The silent killer
Due to recent events, there is the emerging understanding that society dwells more on the effect than the cause.
Since the deaths of Spade, Bourdain and Orji, family and friends have come out on social media to claim that the deceased persons were bubbly before their death.
This begs the question: what defines happiness?
Even in fiction, we shift the blame rather than treat the cause. Obierika in Things Fall Apart tells the white district officer about Okonkwo: “That man was one of greatest men in Umuofia. You drove him to kill himself and now he will be buried like a dog.”
As in ancient times, depression was viewed, until recently, as a metaphysical demon that needed to be cast out. As a result, the scare of being termed crazy and being stigmatised ate into the lives of victims.

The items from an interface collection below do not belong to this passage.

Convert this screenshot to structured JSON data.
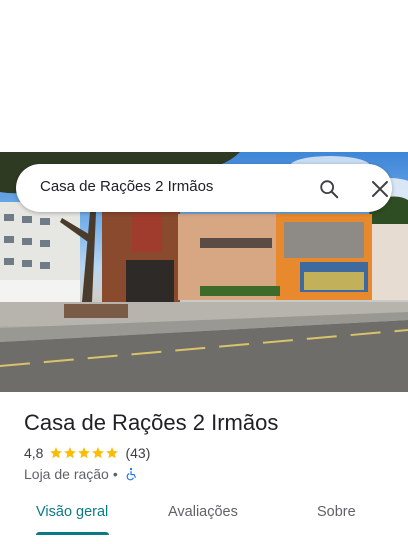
{
  "search": {
    "query": "Casa de Rações 2 Irmãos"
  },
  "place": {
    "title": "Casa de Rações 2 Irmãos",
    "rating": "4,8",
    "stars": 5,
    "review_count": "(43)",
    "category": "Loja de ração",
    "separator": "•"
  },
  "tabs": [
    {
      "label": "Visão geral",
      "active": true
    },
    {
      "label": "Avaliações",
      "active": false
    },
    {
      "label": "Sobre",
      "active": false
    }
  ],
  "colors": {
    "accent": "#0b7a85",
    "star": "#fbbc04",
    "accessibility": "#1a73e8"
  },
  "icons": {
    "search": "search-icon",
    "close": "close-icon",
    "star": "star-icon",
    "accessibility": "wheelchair-icon"
  }
}
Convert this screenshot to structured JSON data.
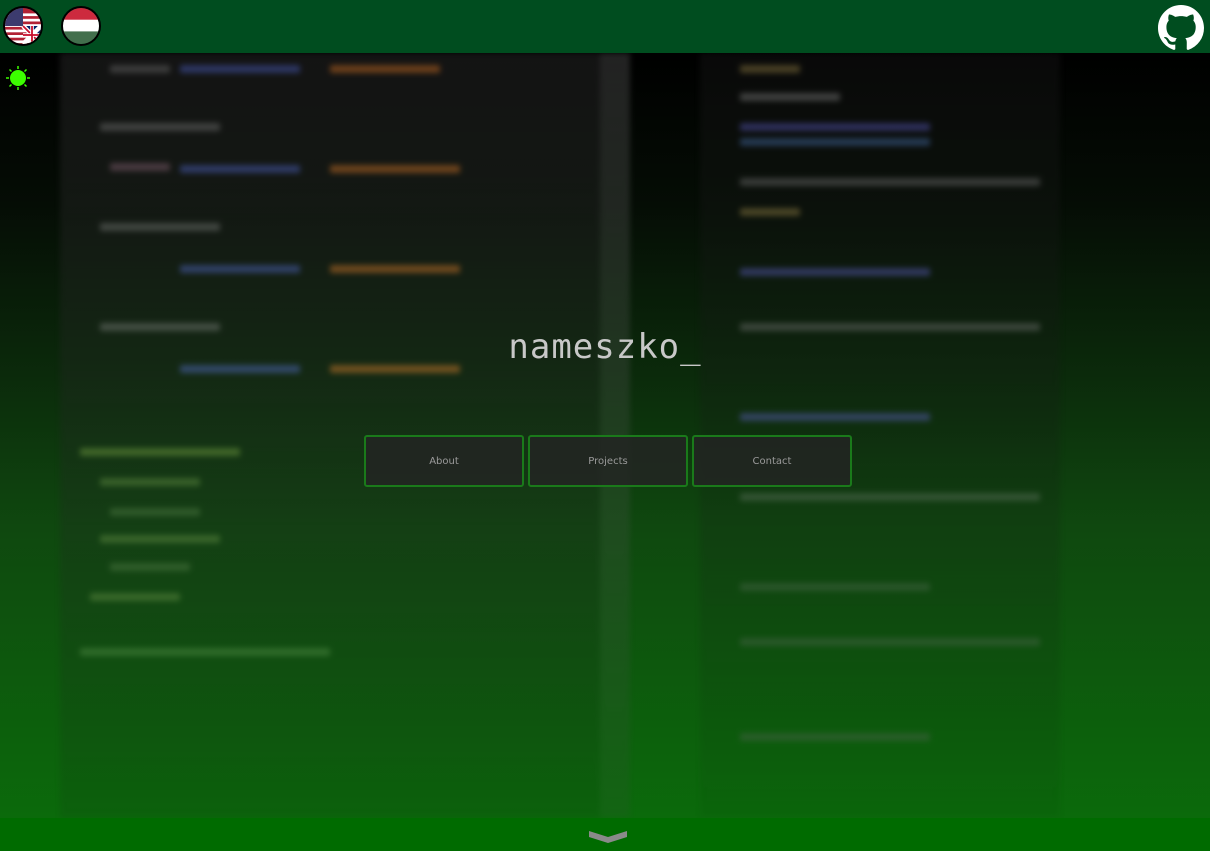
{
  "header": {
    "languages": [
      {
        "code": "en",
        "icon": "us-uk-flag-icon"
      },
      {
        "code": "hu",
        "icon": "hungary-flag-icon"
      }
    ],
    "github_icon": "github-icon"
  },
  "theme_toggle": {
    "icon": "sun-icon",
    "color": "#3cff00"
  },
  "hero": {
    "title": "nameszko_"
  },
  "nav": {
    "about": "About",
    "projects": "Projects",
    "contact": "Contact"
  },
  "footer": {
    "scroll_icon": "chevron-down-icon"
  },
  "colors": {
    "header_bg": "#004d1f",
    "footer_bg": "#006b00",
    "button_border": "#1a7a1a",
    "accent": "#3cff00"
  }
}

While some have found the courage to express their state of mind, it has often been treated with lackadaisical approaches. For instance, a statement or a threat to kill oneself is met with a sarcastic remark or a religious ritual to cast the demon out. In places like Lagos, an attempt to commit suicide out of any due is punishable under Section 235 Cap C17, Volume 3 of the Criminal Law of Lagos State, 2015. Yet, the state cannot boast of a comprehensive mental health policy. With a dire number of mental health practitioners, Nigeria can be said to be grappling with its mental health policy.
Perhaps, this could be the reason why people are afraid to seek help.
Organisations like Mental Awareness Nigeria Initiative (MANI) have risen to the charge of addressing mental health in Nigeria. Hauwa Ojeifo, founder of SheWritesWoman Initiative and a Future Awards nominee, during her interview with Guardian Life, notes that as much as people are responding to their call, the fear of societal stigmatisation is still present.
She says, “People will send DMs or emails appreciating our good work and sharing how we’ve helped them or loved ones. They’ll go on to confess that they don’t [like] our Instagram posts or leave comments because they don’t want anyone knowing that they follow us, so as not pass the ‘wrong message.”
For those who have found courage, there is the obstacle of getting a mental health practitioner that can address their state of mind. WHO reports that less than 10% of people who are depressed get diagnosed or treated effectively. Also, WHO’s statistics show that, as at 2006, there were only 42 psychiatrists per 100,000 citizens and 20 psychologists per 100,000 in Nigeria.
This is further worsened by the Mental Health Act which was introduced in 2003, withdrawn from the Senate in 2009 and reintroduced in 2013 but not yet implemented.
Also appalling is the budgetary allocation towards the health sector. Over time, it continues to fall short of the 15% allocation endorsed by the African Union at the Abuja Declaration of 2001.
The way to happiness
Sweeping this illness under the carpet has done nothing other than ravaging the very foundations and output of Nigerians. There is a need to create a society where health policies and regulations are strategically positioned to address any form of mental illness threatening the existence of its people.
Psychologists, psychiatrists and a standard form of procedure are needed more than ever.
The public must also realise that even the most severe case of depression can be treated either by medications, psychotherapy or, in severe cases, electroconvulsive therapy (ECT). But treatment must be preceded by the acknowledgement that there is a problem.